The art of Julien Segard begins, rests and thrives between two ends of the spectrum. It is a dialogue between the visceral and the peripheral, vacuity and mass, the potholes and the stars, purity and corruption, the distinct and the intangible, the organic and the man-made. He dives head-first into the milieu, which is his prime source of artistic inspiration, forming a narrative of experiences that explore the relationship between man, landscape and architecture.
In Praise of Shadows is a two-channel video installation that has been shot entirely at night over a period of 3 months across Panaji, Old Goa and Mapusa. The narrative, emerging out of nights spent roaming on the edges of a territory, examines the legacies of power, religion, violence, and resilience through the relics of ancient and modern history, probing the logic that encapsulates time.

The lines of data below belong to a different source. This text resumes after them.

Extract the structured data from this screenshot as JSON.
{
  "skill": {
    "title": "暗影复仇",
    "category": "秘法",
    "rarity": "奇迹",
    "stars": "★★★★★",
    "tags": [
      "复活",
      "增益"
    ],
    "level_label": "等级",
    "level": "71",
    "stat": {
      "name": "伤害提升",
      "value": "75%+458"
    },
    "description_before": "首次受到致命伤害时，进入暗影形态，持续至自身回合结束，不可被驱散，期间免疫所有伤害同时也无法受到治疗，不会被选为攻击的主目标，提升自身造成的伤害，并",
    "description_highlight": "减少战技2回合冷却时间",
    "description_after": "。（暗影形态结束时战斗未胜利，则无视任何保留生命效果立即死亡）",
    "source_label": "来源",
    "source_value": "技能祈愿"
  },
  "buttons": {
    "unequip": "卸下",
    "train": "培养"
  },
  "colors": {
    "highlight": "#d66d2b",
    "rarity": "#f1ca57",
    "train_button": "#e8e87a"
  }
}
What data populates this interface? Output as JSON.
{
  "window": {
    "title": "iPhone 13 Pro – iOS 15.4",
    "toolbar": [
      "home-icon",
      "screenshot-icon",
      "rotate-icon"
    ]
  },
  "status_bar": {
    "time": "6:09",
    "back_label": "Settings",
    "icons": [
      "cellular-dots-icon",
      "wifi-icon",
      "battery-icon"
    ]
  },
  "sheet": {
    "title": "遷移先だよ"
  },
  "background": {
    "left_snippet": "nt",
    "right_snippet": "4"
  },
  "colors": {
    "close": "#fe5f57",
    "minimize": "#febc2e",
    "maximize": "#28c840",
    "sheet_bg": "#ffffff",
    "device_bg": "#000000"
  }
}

Two large projections extend on two walls to build an immersive experience mixing sound samples and images. The alternation of irradiant screens and sudden darkness, stark sounds and heavy silence, breaks the narrative into fragments where the glimpse of a broken world of ruins (abandoned objects, skeletons of collapsed billboards, vacant spaces) coexists with recently built infrastructure like an omen of the latter’s fate. Raw footage, an unwoven succession of images, evoking a constant tension and traces of the imperceptible. A bath of blaze and darkness.
When the river sleeps, the reflection is brought from the surface of the water to the underground, where traces of human activity are engraved on the walls, on the pillars, in the dust. The foundations of the modern world seem to link the archaic to the present time, yielding an archaeology of the present.
Time is a loop, a circle with no beginning and no end.
‘In Praise of Shadows’ was exhibited for the first time on the riverfront promenade in Panjim during the 2022 edition of Serendipity Arts Festival. Two large projections extended on two screens to build an immersive experience.
About Julien Segard
Julien Segard’s work explores the frictions embedded within urban structures, the free-flowing contours of nature’s invasion into such structures, and the shared intimacies of the cityscape that allow each of us to claim others’ spaces as our own. His practice reveals glaring blind spots in our vision(s) of urban space, building a thread of connections through paintings and works on paper. Much like portraits of a city, the slivers of roads, underpasses, and flyovers that populate Julien’s work testify to the possibility of a life lived in the wastelands of a megacity.